───── TASK INPUTS ─────

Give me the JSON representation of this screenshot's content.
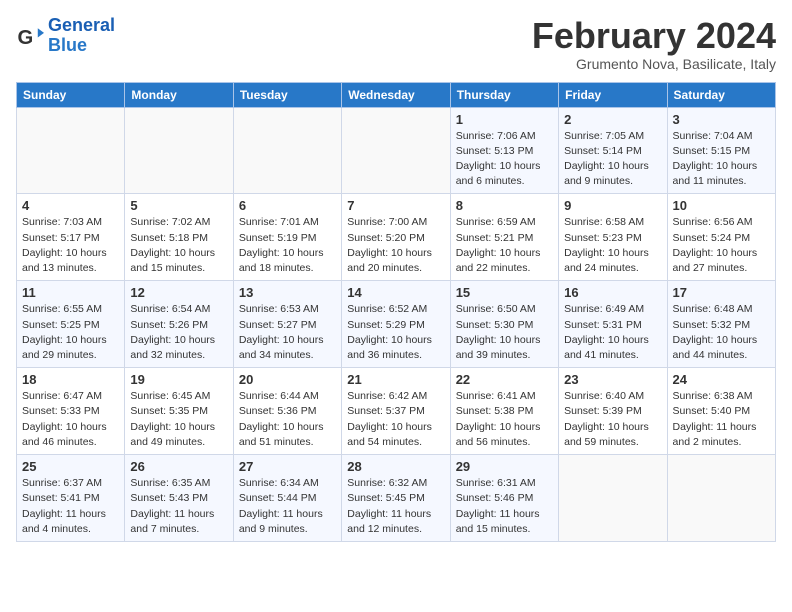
{
  "header": {
    "logo_line1": "General",
    "logo_line2": "Blue",
    "month_title": "February 2024",
    "location": "Grumento Nova, Basilicate, Italy"
  },
  "days_of_week": [
    "Sunday",
    "Monday",
    "Tuesday",
    "Wednesday",
    "Thursday",
    "Friday",
    "Saturday"
  ],
  "weeks": [
    [
      {
        "day": "",
        "info": ""
      },
      {
        "day": "",
        "info": ""
      },
      {
        "day": "",
        "info": ""
      },
      {
        "day": "",
        "info": ""
      },
      {
        "day": "1",
        "info": "Sunrise: 7:06 AM\nSunset: 5:13 PM\nDaylight: 10 hours\nand 6 minutes."
      },
      {
        "day": "2",
        "info": "Sunrise: 7:05 AM\nSunset: 5:14 PM\nDaylight: 10 hours\nand 9 minutes."
      },
      {
        "day": "3",
        "info": "Sunrise: 7:04 AM\nSunset: 5:15 PM\nDaylight: 10 hours\nand 11 minutes."
      }
    ],
    [
      {
        "day": "4",
        "info": "Sunrise: 7:03 AM\nSunset: 5:17 PM\nDaylight: 10 hours\nand 13 minutes."
      },
      {
        "day": "5",
        "info": "Sunrise: 7:02 AM\nSunset: 5:18 PM\nDaylight: 10 hours\nand 15 minutes."
      },
      {
        "day": "6",
        "info": "Sunrise: 7:01 AM\nSunset: 5:19 PM\nDaylight: 10 hours\nand 18 minutes."
      },
      {
        "day": "7",
        "info": "Sunrise: 7:00 AM\nSunset: 5:20 PM\nDaylight: 10 hours\nand 20 minutes."
      },
      {
        "day": "8",
        "info": "Sunrise: 6:59 AM\nSunset: 5:21 PM\nDaylight: 10 hours\nand 22 minutes."
      },
      {
        "day": "9",
        "info": "Sunrise: 6:58 AM\nSunset: 5:23 PM\nDaylight: 10 hours\nand 24 minutes."
      },
      {
        "day": "10",
        "info": "Sunrise: 6:56 AM\nSunset: 5:24 PM\nDaylight: 10 hours\nand 27 minutes."
      }
    ],
    [
      {
        "day": "11",
        "info": "Sunrise: 6:55 AM\nSunset: 5:25 PM\nDaylight: 10 hours\nand 29 minutes."
      },
      {
        "day": "12",
        "info": "Sunrise: 6:54 AM\nSunset: 5:26 PM\nDaylight: 10 hours\nand 32 minutes."
      },
      {
        "day": "13",
        "info": "Sunrise: 6:53 AM\nSunset: 5:27 PM\nDaylight: 10 hours\nand 34 minutes."
      },
      {
        "day": "14",
        "info": "Sunrise: 6:52 AM\nSunset: 5:29 PM\nDaylight: 10 hours\nand 36 minutes."
      },
      {
        "day": "15",
        "info": "Sunrise: 6:50 AM\nSunset: 5:30 PM\nDaylight: 10 hours\nand 39 minutes."
      },
      {
        "day": "16",
        "info": "Sunrise: 6:49 AM\nSunset: 5:31 PM\nDaylight: 10 hours\nand 41 minutes."
      },
      {
        "day": "17",
        "info": "Sunrise: 6:48 AM\nSunset: 5:32 PM\nDaylight: 10 hours\nand 44 minutes."
      }
    ],
    [
      {
        "day": "18",
        "info": "Sunrise: 6:47 AM\nSunset: 5:33 PM\nDaylight: 10 hours\nand 46 minutes."
      },
      {
        "day": "19",
        "info": "Sunrise: 6:45 AM\nSunset: 5:35 PM\nDaylight: 10 hours\nand 49 minutes."
      },
      {
        "day": "20",
        "info": "Sunrise: 6:44 AM\nSunset: 5:36 PM\nDaylight: 10 hours\nand 51 minutes."
      },
      {
        "day": "21",
        "info": "Sunrise: 6:42 AM\nSunset: 5:37 PM\nDaylight: 10 hours\nand 54 minutes."
      },
      {
        "day": "22",
        "info": "Sunrise: 6:41 AM\nSunset: 5:38 PM\nDaylight: 10 hours\nand 56 minutes."
      },
      {
        "day": "23",
        "info": "Sunrise: 6:40 AM\nSunset: 5:39 PM\nDaylight: 10 hours\nand 59 minutes."
      },
      {
        "day": "24",
        "info": "Sunrise: 6:38 AM\nSunset: 5:40 PM\nDaylight: 11 hours\nand 2 minutes."
      }
    ],
    [
      {
        "day": "25",
        "info": "Sunrise: 6:37 AM\nSunset: 5:41 PM\nDaylight: 11 hours\nand 4 minutes."
      },
      {
        "day": "26",
        "info": "Sunrise: 6:35 AM\nSunset: 5:43 PM\nDaylight: 11 hours\nand 7 minutes."
      },
      {
        "day": "27",
        "info": "Sunrise: 6:34 AM\nSunset: 5:44 PM\nDaylight: 11 hours\nand 9 minutes."
      },
      {
        "day": "28",
        "info": "Sunrise: 6:32 AM\nSunset: 5:45 PM\nDaylight: 11 hours\nand 12 minutes."
      },
      {
        "day": "29",
        "info": "Sunrise: 6:31 AM\nSunset: 5:46 PM\nDaylight: 11 hours\nand 15 minutes."
      },
      {
        "day": "",
        "info": ""
      },
      {
        "day": "",
        "info": ""
      }
    ]
  ]
}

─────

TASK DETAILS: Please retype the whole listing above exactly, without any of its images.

EXERCISE SOLUTION:
Give me the JSON representation of this screenshot's content.
{
  "header": {
    "logo_line1": "General",
    "logo_line2": "Blue",
    "month_title": "February 2024",
    "location": "Grumento Nova, Basilicate, Italy"
  },
  "days_of_week": [
    "Sunday",
    "Monday",
    "Tuesday",
    "Wednesday",
    "Thursday",
    "Friday",
    "Saturday"
  ],
  "weeks": [
    [
      {
        "day": "",
        "info": ""
      },
      {
        "day": "",
        "info": ""
      },
      {
        "day": "",
        "info": ""
      },
      {
        "day": "",
        "info": ""
      },
      {
        "day": "1",
        "info": "Sunrise: 7:06 AM\nSunset: 5:13 PM\nDaylight: 10 hours\nand 6 minutes."
      },
      {
        "day": "2",
        "info": "Sunrise: 7:05 AM\nSunset: 5:14 PM\nDaylight: 10 hours\nand 9 minutes."
      },
      {
        "day": "3",
        "info": "Sunrise: 7:04 AM\nSunset: 5:15 PM\nDaylight: 10 hours\nand 11 minutes."
      }
    ],
    [
      {
        "day": "4",
        "info": "Sunrise: 7:03 AM\nSunset: 5:17 PM\nDaylight: 10 hours\nand 13 minutes."
      },
      {
        "day": "5",
        "info": "Sunrise: 7:02 AM\nSunset: 5:18 PM\nDaylight: 10 hours\nand 15 minutes."
      },
      {
        "day": "6",
        "info": "Sunrise: 7:01 AM\nSunset: 5:19 PM\nDaylight: 10 hours\nand 18 minutes."
      },
      {
        "day": "7",
        "info": "Sunrise: 7:00 AM\nSunset: 5:20 PM\nDaylight: 10 hours\nand 20 minutes."
      },
      {
        "day": "8",
        "info": "Sunrise: 6:59 AM\nSunset: 5:21 PM\nDaylight: 10 hours\nand 22 minutes."
      },
      {
        "day": "9",
        "info": "Sunrise: 6:58 AM\nSunset: 5:23 PM\nDaylight: 10 hours\nand 24 minutes."
      },
      {
        "day": "10",
        "info": "Sunrise: 6:56 AM\nSunset: 5:24 PM\nDaylight: 10 hours\nand 27 minutes."
      }
    ],
    [
      {
        "day": "11",
        "info": "Sunrise: 6:55 AM\nSunset: 5:25 PM\nDaylight: 10 hours\nand 29 minutes."
      },
      {
        "day": "12",
        "info": "Sunrise: 6:54 AM\nSunset: 5:26 PM\nDaylight: 10 hours\nand 32 minutes."
      },
      {
        "day": "13",
        "info": "Sunrise: 6:53 AM\nSunset: 5:27 PM\nDaylight: 10 hours\nand 34 minutes."
      },
      {
        "day": "14",
        "info": "Sunrise: 6:52 AM\nSunset: 5:29 PM\nDaylight: 10 hours\nand 36 minutes."
      },
      {
        "day": "15",
        "info": "Sunrise: 6:50 AM\nSunset: 5:30 PM\nDaylight: 10 hours\nand 39 minutes."
      },
      {
        "day": "16",
        "info": "Sunrise: 6:49 AM\nSunset: 5:31 PM\nDaylight: 10 hours\nand 41 minutes."
      },
      {
        "day": "17",
        "info": "Sunrise: 6:48 AM\nSunset: 5:32 PM\nDaylight: 10 hours\nand 44 minutes."
      }
    ],
    [
      {
        "day": "18",
        "info": "Sunrise: 6:47 AM\nSunset: 5:33 PM\nDaylight: 10 hours\nand 46 minutes."
      },
      {
        "day": "19",
        "info": "Sunrise: 6:45 AM\nSunset: 5:35 PM\nDaylight: 10 hours\nand 49 minutes."
      },
      {
        "day": "20",
        "info": "Sunrise: 6:44 AM\nSunset: 5:36 PM\nDaylight: 10 hours\nand 51 minutes."
      },
      {
        "day": "21",
        "info": "Sunrise: 6:42 AM\nSunset: 5:37 PM\nDaylight: 10 hours\nand 54 minutes."
      },
      {
        "day": "22",
        "info": "Sunrise: 6:41 AM\nSunset: 5:38 PM\nDaylight: 10 hours\nand 56 minutes."
      },
      {
        "day": "23",
        "info": "Sunrise: 6:40 AM\nSunset: 5:39 PM\nDaylight: 10 hours\nand 59 minutes."
      },
      {
        "day": "24",
        "info": "Sunrise: 6:38 AM\nSunset: 5:40 PM\nDaylight: 11 hours\nand 2 minutes."
      }
    ],
    [
      {
        "day": "25",
        "info": "Sunrise: 6:37 AM\nSunset: 5:41 PM\nDaylight: 11 hours\nand 4 minutes."
      },
      {
        "day": "26",
        "info": "Sunrise: 6:35 AM\nSunset: 5:43 PM\nDaylight: 11 hours\nand 7 minutes."
      },
      {
        "day": "27",
        "info": "Sunrise: 6:34 AM\nSunset: 5:44 PM\nDaylight: 11 hours\nand 9 minutes."
      },
      {
        "day": "28",
        "info": "Sunrise: 6:32 AM\nSunset: 5:45 PM\nDaylight: 11 hours\nand 12 minutes."
      },
      {
        "day": "29",
        "info": "Sunrise: 6:31 AM\nSunset: 5:46 PM\nDaylight: 11 hours\nand 15 minutes."
      },
      {
        "day": "",
        "info": ""
      },
      {
        "day": "",
        "info": ""
      }
    ]
  ]
}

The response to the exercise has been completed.